RECORDS SHOWN
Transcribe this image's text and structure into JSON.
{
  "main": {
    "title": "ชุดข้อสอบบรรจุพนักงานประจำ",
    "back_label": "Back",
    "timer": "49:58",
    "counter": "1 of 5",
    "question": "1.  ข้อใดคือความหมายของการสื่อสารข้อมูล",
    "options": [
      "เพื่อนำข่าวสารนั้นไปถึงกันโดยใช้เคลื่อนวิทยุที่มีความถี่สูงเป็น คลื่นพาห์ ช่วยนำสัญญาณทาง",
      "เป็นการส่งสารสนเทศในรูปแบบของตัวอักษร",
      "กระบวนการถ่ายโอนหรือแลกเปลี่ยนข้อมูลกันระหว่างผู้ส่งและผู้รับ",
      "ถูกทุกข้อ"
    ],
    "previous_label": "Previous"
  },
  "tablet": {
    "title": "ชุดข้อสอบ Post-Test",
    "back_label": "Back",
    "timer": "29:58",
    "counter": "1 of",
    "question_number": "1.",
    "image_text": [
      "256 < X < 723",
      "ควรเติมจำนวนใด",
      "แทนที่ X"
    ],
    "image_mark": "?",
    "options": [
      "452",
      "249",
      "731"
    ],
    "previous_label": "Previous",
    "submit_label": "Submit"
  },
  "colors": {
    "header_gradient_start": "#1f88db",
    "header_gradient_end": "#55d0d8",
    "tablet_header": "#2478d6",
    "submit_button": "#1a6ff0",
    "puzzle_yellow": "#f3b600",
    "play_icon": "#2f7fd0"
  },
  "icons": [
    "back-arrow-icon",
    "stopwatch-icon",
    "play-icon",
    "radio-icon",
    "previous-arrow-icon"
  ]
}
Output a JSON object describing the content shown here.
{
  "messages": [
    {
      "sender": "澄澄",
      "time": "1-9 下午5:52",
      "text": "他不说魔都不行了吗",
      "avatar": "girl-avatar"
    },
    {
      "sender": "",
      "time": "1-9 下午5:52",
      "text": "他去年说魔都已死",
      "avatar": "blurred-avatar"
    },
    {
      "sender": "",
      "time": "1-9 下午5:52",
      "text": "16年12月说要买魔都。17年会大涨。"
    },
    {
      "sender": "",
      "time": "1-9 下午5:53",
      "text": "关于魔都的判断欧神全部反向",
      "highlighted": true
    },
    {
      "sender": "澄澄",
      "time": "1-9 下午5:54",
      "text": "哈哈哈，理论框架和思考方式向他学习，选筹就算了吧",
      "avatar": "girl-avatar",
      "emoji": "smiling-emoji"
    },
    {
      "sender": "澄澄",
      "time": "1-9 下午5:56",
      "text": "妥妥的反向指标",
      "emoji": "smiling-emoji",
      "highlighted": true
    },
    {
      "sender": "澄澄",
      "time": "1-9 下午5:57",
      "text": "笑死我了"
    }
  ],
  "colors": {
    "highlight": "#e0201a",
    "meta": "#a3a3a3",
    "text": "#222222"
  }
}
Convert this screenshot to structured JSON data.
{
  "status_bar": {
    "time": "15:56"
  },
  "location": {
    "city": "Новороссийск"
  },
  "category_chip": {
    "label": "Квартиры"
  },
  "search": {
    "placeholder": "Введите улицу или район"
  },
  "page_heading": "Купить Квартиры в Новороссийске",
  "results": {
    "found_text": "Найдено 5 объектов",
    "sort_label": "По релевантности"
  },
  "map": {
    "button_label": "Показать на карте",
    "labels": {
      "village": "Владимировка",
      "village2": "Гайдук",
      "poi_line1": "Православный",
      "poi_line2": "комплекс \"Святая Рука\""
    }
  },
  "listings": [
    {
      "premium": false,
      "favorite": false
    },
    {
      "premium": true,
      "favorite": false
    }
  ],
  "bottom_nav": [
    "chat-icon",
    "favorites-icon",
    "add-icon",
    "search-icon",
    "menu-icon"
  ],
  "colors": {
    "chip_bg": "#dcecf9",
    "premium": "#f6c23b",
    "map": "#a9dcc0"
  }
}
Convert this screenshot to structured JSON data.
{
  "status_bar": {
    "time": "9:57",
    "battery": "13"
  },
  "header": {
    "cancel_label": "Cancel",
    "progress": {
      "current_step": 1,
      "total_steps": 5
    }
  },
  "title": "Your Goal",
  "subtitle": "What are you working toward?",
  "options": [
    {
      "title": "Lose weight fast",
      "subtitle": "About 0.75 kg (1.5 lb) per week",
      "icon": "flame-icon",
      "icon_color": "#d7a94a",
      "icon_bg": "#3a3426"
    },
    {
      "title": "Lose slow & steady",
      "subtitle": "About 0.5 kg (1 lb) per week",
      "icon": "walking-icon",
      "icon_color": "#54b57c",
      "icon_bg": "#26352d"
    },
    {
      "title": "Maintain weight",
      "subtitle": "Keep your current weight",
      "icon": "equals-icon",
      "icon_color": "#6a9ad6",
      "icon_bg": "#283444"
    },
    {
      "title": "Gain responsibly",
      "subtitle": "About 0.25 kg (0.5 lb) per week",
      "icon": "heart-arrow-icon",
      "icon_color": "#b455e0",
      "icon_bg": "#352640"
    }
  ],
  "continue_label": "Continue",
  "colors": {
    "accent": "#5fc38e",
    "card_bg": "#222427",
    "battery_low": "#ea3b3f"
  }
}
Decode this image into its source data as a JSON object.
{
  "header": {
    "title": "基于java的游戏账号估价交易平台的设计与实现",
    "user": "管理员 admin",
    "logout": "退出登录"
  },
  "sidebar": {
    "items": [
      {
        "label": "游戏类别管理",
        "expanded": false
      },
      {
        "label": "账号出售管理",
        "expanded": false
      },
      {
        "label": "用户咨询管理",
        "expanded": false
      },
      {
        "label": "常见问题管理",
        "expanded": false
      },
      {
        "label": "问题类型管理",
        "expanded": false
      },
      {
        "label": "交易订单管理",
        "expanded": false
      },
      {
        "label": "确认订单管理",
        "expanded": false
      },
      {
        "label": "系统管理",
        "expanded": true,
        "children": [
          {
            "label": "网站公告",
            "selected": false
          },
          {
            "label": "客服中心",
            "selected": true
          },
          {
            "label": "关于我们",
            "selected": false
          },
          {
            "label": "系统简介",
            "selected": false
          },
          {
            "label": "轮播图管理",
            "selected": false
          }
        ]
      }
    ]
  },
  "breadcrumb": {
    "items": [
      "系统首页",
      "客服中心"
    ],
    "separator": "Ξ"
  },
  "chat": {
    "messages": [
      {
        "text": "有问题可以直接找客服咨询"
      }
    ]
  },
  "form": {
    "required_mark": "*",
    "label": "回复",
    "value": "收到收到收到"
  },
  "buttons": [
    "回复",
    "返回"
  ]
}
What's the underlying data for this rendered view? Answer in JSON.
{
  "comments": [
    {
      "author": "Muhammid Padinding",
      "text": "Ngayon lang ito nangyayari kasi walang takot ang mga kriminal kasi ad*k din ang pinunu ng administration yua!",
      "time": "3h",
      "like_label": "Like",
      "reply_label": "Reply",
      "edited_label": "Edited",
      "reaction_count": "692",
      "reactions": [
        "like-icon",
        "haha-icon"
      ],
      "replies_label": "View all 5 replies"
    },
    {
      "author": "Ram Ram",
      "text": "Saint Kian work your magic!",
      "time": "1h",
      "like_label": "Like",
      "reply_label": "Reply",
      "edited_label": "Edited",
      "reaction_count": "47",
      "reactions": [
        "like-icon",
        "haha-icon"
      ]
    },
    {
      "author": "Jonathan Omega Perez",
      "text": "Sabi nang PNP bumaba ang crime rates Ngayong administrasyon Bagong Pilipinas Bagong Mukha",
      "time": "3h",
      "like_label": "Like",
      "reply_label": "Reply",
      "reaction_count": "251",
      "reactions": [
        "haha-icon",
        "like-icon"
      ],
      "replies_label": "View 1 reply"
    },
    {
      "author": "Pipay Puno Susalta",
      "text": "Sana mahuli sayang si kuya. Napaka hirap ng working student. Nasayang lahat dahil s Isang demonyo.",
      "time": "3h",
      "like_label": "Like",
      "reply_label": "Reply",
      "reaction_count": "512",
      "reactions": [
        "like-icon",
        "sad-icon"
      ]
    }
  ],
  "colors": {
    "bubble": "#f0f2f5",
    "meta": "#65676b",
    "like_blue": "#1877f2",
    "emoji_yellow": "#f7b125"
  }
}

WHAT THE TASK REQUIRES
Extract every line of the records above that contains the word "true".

ANSWER TO THIS TASK
      "highlighted": true
      "highlighted": true
      "premium": true,
        "expanded": true,
            "selected": true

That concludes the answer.